-- Given data follows --

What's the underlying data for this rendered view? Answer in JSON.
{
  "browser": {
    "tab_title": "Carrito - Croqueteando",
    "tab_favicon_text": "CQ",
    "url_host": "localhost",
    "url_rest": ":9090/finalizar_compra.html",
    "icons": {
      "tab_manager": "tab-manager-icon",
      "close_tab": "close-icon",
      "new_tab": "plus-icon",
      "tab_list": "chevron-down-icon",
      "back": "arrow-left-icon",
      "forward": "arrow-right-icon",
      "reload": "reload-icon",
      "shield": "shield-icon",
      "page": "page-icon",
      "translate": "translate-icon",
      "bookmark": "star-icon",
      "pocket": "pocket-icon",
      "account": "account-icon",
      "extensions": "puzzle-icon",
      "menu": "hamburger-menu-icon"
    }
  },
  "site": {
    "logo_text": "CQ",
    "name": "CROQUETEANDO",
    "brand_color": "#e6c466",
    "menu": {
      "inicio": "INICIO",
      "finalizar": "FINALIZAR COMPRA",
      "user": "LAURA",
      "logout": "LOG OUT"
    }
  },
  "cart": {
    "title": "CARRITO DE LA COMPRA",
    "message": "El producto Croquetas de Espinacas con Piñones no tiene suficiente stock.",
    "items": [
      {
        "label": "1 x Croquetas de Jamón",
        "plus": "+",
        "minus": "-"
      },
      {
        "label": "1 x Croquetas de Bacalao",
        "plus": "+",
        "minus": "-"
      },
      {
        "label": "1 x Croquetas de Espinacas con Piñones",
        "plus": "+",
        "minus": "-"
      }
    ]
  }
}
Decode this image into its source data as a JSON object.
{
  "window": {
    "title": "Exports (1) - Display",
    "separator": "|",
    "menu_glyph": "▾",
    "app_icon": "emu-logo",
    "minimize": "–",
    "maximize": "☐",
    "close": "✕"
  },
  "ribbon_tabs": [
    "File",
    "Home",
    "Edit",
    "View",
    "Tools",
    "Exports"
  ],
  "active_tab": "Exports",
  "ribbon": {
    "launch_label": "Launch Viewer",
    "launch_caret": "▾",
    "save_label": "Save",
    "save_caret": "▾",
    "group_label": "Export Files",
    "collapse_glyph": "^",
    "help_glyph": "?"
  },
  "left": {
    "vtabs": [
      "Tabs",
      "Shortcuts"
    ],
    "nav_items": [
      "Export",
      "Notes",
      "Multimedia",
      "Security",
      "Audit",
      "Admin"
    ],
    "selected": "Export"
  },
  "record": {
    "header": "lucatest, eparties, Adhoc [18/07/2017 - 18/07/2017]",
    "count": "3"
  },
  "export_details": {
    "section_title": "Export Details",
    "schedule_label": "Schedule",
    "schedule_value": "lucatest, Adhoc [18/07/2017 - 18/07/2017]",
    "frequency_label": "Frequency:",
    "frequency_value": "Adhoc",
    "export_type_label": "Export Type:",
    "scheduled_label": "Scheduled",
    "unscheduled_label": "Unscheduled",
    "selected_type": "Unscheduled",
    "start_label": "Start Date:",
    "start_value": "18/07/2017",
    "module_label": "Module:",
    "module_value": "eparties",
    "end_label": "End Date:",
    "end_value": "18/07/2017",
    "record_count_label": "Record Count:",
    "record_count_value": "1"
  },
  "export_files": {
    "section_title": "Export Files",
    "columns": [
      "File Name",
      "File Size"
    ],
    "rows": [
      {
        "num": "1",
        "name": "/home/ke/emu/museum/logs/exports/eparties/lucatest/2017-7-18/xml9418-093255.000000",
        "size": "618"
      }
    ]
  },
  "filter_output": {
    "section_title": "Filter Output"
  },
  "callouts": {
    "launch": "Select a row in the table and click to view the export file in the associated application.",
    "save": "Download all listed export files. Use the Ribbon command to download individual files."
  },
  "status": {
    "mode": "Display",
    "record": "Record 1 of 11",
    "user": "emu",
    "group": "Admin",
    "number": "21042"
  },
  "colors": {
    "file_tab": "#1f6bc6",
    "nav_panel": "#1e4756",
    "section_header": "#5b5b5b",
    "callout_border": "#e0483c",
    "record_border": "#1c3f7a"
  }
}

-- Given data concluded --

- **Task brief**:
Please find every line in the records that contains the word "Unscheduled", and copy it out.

- **Output for this exercise**:
    "unscheduled_label": "Unscheduled",
    "selected_type": "Unscheduled",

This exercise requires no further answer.